One of the most recent "trends" in fertility predicting is focusing on the anti-Müllerian hormone (or AMH)— but is it as effective and reliable as some experts say? Here’s what you need to know.
Why Are People Using It?
To put it simply, AMH is produced by your ovaries and the cells around the eggs inside of your ovaries. The reason AMH is thought to be indicative of fertility is that it stands to reason that the more eggs you have, the more AMH your body will produce. Normal AMH levels would normally sit at above 1.0, while an AMH level of less than 1.0 could indicate a fertility issue.
How Accurate Is It?
This is the tricky part—AMH can be indicative of your eggs and fertility, but one study found that it wasn’t actually a reliable determining factor in predicting fertility of women under the age of 35. Which isn’t to say that it can’t be useful. In women over the age of 35, AMH was found to be correlated with a higher level of live birth rates for women who were undergoing IVF—which is useful information to have if you're in either of those categories. But generally women who are worried about fertility or considering egg freezing tend be younger than than 35, meaning the uncertainty of the hormone isn't as helpful.

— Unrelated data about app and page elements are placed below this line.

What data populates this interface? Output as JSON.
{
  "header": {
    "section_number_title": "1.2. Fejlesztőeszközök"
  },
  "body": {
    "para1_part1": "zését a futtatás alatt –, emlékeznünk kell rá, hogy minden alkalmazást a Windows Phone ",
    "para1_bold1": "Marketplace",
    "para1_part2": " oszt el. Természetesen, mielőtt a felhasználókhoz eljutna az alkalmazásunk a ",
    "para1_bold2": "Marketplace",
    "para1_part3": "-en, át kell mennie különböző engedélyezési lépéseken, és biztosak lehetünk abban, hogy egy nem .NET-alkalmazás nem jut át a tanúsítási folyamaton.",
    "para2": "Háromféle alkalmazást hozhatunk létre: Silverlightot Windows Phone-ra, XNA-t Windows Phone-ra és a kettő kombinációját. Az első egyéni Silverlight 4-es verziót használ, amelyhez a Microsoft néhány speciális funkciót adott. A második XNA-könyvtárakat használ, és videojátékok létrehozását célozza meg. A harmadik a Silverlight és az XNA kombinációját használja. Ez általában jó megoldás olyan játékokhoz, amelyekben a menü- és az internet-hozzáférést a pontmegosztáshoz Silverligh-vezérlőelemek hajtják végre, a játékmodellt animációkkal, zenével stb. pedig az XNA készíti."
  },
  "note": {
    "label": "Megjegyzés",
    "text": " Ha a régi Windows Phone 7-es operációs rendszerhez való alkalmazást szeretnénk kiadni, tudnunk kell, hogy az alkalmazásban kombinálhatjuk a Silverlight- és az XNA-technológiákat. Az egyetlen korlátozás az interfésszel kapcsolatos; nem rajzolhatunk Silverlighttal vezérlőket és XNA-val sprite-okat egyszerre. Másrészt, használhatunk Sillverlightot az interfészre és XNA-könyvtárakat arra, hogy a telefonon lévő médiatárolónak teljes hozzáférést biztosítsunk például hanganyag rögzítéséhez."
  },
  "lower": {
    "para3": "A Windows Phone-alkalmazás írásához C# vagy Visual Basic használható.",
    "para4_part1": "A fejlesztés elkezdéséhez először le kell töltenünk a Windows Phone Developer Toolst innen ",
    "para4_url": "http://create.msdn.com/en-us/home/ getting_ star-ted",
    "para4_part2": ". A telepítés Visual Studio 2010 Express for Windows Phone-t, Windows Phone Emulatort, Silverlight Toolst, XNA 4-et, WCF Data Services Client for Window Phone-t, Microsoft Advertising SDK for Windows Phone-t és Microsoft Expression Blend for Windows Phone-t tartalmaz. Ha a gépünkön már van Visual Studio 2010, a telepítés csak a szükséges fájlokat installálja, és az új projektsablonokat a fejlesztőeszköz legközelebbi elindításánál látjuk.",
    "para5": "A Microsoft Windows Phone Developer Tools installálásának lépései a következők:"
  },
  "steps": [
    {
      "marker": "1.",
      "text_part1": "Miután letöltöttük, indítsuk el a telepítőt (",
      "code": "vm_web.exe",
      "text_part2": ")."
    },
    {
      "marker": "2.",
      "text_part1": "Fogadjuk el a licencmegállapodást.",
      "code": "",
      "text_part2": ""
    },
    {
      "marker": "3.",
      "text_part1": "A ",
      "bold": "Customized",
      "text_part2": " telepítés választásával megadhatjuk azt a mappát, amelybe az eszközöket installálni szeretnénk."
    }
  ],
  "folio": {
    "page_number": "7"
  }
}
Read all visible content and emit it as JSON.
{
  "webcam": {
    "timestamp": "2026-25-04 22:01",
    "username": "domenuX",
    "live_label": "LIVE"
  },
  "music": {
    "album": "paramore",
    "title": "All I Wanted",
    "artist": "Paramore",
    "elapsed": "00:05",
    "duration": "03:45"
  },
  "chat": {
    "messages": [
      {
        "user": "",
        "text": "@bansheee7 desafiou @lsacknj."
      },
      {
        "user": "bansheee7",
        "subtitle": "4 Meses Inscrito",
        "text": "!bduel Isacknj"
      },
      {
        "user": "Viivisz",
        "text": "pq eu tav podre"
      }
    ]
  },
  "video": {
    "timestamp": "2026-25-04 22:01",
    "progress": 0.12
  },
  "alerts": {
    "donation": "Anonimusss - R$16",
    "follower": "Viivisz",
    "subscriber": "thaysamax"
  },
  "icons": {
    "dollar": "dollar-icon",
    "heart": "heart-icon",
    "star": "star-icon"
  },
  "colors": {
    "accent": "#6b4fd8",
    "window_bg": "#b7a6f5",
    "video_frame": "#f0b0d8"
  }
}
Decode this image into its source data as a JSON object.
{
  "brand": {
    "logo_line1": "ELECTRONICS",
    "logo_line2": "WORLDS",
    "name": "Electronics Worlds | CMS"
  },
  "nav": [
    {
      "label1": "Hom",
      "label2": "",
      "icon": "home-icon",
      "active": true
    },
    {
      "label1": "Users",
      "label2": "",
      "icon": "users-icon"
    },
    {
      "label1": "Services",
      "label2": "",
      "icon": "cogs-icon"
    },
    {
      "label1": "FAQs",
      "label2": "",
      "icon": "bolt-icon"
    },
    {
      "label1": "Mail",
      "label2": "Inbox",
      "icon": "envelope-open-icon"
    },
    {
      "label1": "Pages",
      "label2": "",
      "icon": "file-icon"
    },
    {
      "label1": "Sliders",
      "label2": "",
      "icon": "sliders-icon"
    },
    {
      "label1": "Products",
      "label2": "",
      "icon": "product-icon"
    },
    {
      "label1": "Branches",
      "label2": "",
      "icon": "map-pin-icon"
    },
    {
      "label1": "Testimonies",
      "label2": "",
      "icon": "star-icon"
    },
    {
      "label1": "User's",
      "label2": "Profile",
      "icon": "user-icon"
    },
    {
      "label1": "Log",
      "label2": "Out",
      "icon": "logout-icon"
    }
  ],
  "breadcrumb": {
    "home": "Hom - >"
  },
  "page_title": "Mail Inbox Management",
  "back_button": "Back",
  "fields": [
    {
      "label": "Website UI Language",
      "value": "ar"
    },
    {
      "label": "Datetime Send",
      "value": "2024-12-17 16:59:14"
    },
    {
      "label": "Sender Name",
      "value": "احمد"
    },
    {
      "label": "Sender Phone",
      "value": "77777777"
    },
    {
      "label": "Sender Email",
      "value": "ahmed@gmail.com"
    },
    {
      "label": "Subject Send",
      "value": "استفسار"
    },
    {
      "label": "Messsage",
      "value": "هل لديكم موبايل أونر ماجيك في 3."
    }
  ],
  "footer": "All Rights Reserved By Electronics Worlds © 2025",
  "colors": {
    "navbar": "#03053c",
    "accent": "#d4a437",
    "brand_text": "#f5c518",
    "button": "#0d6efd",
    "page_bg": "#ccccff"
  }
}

The societal pressure to take care of your ‘ticking clock’ mean that women start to worry about their fertility as soon as they see 30 in their future, if not before. Touting AMH as a predictor for these women might not be wise. In fact, if a 28-year-old, who should have a lot of fertile years ahead of her, gets an average reading, it may just confuse the situation further. The numbers seem to suggest that AMH is more useful in older women, in a situation where their fertility is already in decline or who require producers like IVF.
What’s Best For You?
This isn’t a clear distinction. The reason it’s so important to understand exactly how AMH—and other predictors of pregnancy—work is because these are huge life decisions. Freezing eggs, hormone therapy, even just seeing a reproductive specialist can come at a huge cost, both financially and emotionally. It’s a big commitment. One hormone level, unless it falls on the extreme side of the scale, probably won’t be able to tell you what’s right for you.
Instead, you need to consider all of the factors in your life. Not just your age, job status, and relationship status, but your reproductive goals, your financial situation, and a holistic look at all of the science and test results available to you. One of the most important things to remember is that, when it comes to fertility, there is no guarantee—so the best thing you can do is focus on making the most informed decision you can.
So be wary of any clinic or doctors who speaks in absolutes. Hormones like AMH can be a very useful guiding tool for certain women in certain positions—and you may want to get the test done yourself, just to see if your result sends any obvious signals. Do your best to educate yourself, work with doctors who understand your personal goals, and do what’s right for you. It’s your body, after all.